What is being asked.
For the material that follows, list every line containing the word "object".

Source records.

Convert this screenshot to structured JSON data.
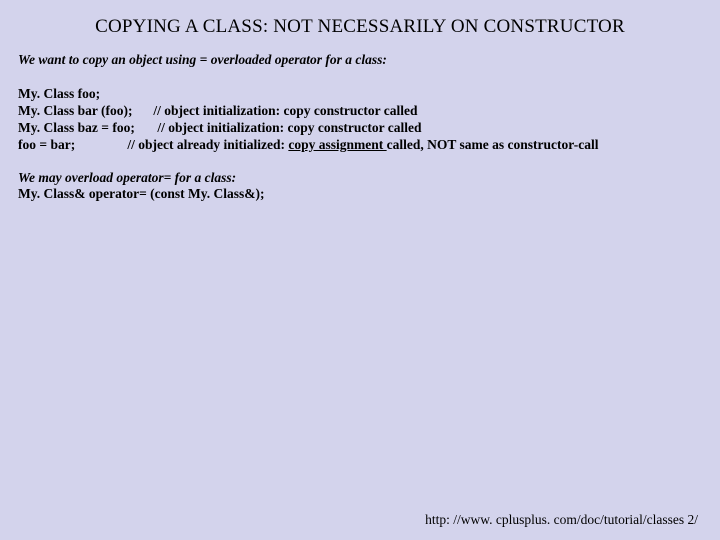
{
  "title": "COPYING A CLASS: NOT NECESSARILY ON CONSTRUCTOR",
  "intro": "We want to copy an object using  =  overloaded operator for a class:",
  "code": {
    "l1": {
      "lhs": "My. Class  foo;"
    },
    "l2": {
      "lhs": "My. Class  bar (foo);",
      "cmt": "// object initialization: copy constructor called"
    },
    "l3": {
      "lhs": "My. Class  baz = foo;",
      "cmt": "// object initialization: copy constructor called"
    },
    "l4": {
      "lhs": "foo = bar;",
      "cmt_pre": "// object already initialized: ",
      "cmt_u": "copy assignment ",
      "cmt_post": "called, NOT same as constructor-call"
    }
  },
  "overload": {
    "ln1": "We may overload operator=  for a class:",
    "ln2": "My. Class&  operator=  (const My. Class&);"
  },
  "footer_url": "http: //www. cplusplus. com/doc/tutorial/classes 2/"
}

Output for this exercise.
  "intro": "We want to copy an object using  =  overloaded operator for a class:",
      "cmt": "// object initialization: copy constructor called"
      "cmt": "// object initialization: copy constructor called"
      "cmt_pre": "// object already initialized: ",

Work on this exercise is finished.